Records supplied Block Start

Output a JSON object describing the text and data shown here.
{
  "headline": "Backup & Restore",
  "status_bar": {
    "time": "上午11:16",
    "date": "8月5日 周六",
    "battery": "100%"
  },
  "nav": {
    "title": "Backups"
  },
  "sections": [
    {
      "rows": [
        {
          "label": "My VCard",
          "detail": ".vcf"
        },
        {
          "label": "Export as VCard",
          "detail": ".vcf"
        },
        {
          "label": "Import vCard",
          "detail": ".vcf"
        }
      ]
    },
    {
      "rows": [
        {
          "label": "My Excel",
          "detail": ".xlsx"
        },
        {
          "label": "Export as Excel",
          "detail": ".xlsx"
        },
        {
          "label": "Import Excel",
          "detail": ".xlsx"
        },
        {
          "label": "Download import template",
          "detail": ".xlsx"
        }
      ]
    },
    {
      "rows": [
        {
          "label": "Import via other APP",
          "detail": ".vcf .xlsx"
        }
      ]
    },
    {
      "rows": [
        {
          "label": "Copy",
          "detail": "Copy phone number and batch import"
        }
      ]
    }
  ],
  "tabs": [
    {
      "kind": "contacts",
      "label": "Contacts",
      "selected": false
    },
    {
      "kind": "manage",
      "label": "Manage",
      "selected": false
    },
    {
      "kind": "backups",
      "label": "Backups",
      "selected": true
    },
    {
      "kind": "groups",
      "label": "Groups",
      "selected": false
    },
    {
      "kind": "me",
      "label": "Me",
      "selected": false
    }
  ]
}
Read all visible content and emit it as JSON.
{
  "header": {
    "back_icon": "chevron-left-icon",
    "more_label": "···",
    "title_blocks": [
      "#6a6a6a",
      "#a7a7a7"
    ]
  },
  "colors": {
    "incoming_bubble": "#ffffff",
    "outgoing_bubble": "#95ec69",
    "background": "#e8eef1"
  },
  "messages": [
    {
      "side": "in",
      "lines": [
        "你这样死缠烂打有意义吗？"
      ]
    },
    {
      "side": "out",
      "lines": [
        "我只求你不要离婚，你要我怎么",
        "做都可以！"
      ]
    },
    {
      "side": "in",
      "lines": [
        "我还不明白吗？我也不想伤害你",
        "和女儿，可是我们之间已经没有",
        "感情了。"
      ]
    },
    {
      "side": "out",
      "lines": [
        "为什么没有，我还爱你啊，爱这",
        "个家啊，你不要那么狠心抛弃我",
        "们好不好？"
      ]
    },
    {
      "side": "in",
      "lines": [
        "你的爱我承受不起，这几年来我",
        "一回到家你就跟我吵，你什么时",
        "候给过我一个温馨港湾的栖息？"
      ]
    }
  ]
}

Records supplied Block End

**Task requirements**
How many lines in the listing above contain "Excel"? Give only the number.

**Finished exercise**
3